Cytochrome P450 (CYP) genes refer to such genes that encode a superfamily of iron-containing hemoproteins with a maximum absorption spectrum near 450 nm, often characterized by conserved Cys residue in hydrophobic pocket(s) . Most of the ORFs of CYP have three distinct characteristics used often for their identification and analysis, i.e., the I-helix of putative CYPs (a highly conserved threonine involved in oxygen activation), the conserved EXXR motif located in the K-helix and the cytochrome P450 cysteine heme-iron ligand signature motif (GXXXCXG, there are exceptions) . According to a widely-accepted taxonomy, CYPs within a family share more than 40% amino acid identity and members of subfamilies share more than 55% amino acid identity . Occasionally, the decision to accept a sequence in a known family depends greatly on how it clusters on a tree, not so much on the absolute amino acid identity .
CYPs have been confirmed existing in all eukaryotic (human, animals, plants, fungi, etc.) and prokaryotic organisms (bacteria, archaea, and even in viruse) [5–8]. They often are monooxygenases involved in oxidation of a range of endogenous compounds, such as cholesterol, lipids and steroidal hormones, as well as xenobiotics such as drugs and toxic chemicals in environment [9–11]. CYPs catalyse diverse reactions, including C-H hydroxylation, epoxidation, hetero-atom oxidation, aromatic ring oxidation and dealkylation [11–13]. In the catalytic reaction process of P450 monooxygenase, one atom of O2 is inserted into substrate while the other is reduced to H2O. CYP genes responsible for secondary metabolism are often laid in antibiotic biosynthetic gene clusters to catalyze stereo- and region- specific reaction of substrates to related derivatives.
The biotransforming capabilities of bacterial CYPs have been widely elucidated. P450soy (CYP105D1) from Streptomyces griseus was involved in the degradation of a diverse array of complex agrochemicals and environmental pollutants . CYP105C1 from Actinomycete spp. had the ability to transform benanomicin A into two derivatives, 10-hydroxybenanomicin A and 11-O-demethylbenanomicin . The functions of related CYP107 family members have been reported. CYP107E from Micromonospora griseorubida was found to govern the hydroxylation and epoxidization in mycinamicin biosynthesis , P450 Terf (107 L) from Streptomyces platensis to catalyze hydroxylation of terfenadine  and hydroxylase PikC (107 L1) of Streptomyces venezuelae to convert narbomycin to picromycin . CYP124 of Mycobacterium tuberculosis demonstrated omega-hydroxylase activity of relevant methyl-branched lipids . YbdT (CYP152A) of Bacillus subtilis was involved in fatty acid beta-hydroxylation . CYP154 of Nocardia farcinica IFM10152 had the functions of the O-dealkylation and ortho-hydroxylation of formononetin  and 154H1 from Clostridium acetobutylicum performed biocatalytic reactions with different aliphatic and aromatic substrates .

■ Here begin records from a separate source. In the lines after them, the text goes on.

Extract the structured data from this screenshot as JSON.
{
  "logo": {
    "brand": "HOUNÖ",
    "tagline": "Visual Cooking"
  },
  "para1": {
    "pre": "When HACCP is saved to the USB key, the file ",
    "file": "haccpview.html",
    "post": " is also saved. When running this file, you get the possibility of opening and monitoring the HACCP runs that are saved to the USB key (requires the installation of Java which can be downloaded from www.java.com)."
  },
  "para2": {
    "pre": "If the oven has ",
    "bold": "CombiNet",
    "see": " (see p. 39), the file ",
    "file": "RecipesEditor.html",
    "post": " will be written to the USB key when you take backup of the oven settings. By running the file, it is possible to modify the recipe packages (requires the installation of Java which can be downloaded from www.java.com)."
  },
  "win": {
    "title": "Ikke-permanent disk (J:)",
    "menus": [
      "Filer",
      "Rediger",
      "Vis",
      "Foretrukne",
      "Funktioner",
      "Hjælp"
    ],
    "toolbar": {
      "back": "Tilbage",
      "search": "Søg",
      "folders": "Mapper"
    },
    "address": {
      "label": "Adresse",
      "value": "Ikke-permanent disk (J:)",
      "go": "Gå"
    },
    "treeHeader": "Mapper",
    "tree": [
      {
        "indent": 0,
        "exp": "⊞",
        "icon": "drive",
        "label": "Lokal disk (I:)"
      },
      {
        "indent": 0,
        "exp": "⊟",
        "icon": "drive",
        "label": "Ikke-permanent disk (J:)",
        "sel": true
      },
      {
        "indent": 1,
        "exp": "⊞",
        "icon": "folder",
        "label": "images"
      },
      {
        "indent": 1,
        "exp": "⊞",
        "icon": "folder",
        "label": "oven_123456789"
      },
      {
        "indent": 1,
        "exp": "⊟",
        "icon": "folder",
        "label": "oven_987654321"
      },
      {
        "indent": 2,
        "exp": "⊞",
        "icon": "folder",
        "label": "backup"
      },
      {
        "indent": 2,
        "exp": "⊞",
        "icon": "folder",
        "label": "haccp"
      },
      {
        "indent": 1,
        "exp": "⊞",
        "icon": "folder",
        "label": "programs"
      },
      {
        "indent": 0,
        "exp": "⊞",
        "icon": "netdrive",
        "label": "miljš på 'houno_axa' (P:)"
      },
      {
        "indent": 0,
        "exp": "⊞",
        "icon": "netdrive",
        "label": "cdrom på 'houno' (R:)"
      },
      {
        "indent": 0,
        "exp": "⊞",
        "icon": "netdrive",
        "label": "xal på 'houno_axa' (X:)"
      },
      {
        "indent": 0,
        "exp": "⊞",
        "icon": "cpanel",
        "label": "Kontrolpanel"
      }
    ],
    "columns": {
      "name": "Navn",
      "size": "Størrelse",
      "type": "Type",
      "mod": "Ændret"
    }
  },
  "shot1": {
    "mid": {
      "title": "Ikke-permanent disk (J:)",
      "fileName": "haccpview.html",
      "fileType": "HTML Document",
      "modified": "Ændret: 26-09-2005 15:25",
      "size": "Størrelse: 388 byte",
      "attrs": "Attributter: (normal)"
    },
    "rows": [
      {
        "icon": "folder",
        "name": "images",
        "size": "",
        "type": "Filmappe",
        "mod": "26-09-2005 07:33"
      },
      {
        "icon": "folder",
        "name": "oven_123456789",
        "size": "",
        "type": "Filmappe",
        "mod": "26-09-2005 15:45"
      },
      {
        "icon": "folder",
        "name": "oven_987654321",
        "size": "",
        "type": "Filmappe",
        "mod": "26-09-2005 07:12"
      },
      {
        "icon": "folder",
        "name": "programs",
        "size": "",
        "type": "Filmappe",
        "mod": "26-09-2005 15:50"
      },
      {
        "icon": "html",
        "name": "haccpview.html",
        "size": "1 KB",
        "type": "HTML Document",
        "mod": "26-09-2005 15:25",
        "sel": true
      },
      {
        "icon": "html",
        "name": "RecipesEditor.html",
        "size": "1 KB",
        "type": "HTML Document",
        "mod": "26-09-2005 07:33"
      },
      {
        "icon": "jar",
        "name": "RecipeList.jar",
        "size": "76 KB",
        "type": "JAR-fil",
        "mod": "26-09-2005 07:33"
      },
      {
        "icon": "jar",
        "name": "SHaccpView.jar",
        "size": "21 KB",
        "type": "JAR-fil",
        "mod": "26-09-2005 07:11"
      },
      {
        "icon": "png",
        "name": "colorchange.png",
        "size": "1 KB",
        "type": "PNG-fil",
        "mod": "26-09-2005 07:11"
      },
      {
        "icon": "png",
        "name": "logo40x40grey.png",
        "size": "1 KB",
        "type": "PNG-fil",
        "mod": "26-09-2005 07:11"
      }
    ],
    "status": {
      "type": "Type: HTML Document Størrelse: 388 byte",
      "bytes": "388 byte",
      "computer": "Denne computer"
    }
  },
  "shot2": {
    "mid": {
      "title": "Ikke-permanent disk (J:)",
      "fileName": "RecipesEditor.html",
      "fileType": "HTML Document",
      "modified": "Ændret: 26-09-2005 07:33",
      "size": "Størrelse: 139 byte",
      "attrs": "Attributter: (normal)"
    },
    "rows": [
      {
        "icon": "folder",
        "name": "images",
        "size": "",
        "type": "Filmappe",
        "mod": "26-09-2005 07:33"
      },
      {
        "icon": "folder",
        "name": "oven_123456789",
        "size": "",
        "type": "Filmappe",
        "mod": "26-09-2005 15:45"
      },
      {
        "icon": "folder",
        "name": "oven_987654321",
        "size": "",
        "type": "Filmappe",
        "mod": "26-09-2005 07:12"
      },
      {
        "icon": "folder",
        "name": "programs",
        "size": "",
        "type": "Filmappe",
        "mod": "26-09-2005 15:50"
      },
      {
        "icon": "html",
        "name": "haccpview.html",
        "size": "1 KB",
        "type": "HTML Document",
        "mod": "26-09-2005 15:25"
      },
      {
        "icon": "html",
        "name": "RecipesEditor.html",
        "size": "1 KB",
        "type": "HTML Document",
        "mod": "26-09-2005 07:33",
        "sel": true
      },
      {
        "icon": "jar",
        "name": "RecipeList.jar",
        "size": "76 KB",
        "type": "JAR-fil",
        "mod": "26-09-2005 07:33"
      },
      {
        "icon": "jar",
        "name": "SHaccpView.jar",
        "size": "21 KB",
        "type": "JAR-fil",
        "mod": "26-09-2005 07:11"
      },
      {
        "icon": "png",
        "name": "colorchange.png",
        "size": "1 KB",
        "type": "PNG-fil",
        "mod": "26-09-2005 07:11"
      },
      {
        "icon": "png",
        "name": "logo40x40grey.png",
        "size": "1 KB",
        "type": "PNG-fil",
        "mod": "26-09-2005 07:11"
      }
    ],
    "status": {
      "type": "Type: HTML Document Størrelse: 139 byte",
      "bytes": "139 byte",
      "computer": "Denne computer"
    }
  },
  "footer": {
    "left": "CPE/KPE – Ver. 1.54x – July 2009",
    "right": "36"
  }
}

Genome sequencing is an effective way to predict and annotate all the possible CYPs genes in an organism. Streptomyces coelicolor A3 (2), a typical strain which is often used for the study of physiological function and antibiotic production, is the first Streptomyces species sequenced in 2001. Its linear chromosome is 8.7 Mb  which contains 7825 open reading frames (ORFs) with 18 putative CYPs . S. avermitilis, known for producing the antiparasitic agent avermectin, contains 7600 ORFs with 33 putative CYPs in the 9 Mb chromosomes [25, 26]. The genome of Streptomyces peucetius ATCC27592 with the size of 8.7 Mb contains 19 putative CYPs .
S. virginiae IBL14, isolated from activated sludge for treatment of waste from a steroidal drug factory, is an effective degradative strain of various steroidal compounds, including progesterone, isotestosterone, dihydrotestosterone, hydrocortisone, cholesterol and ostrone . To comprehensively understand the function of CYPs of S. virginiae IBL14 in degradation and biotransformation of diosgenin, the whole genome sequencing of S. virginiae IBL14 isolated by our lab was carried out for the first time. Using in silico technology, we predict and annotate all of the putative CYPs of S. virginiae IBL14 and analyze these CYPs evolutionarily and functionally via comparison with those of other Streptomyces species. Furthermore, functions and characteristics of CYP genes svh01 and CYP svu022 in this strain are experimentally identified and analyzed.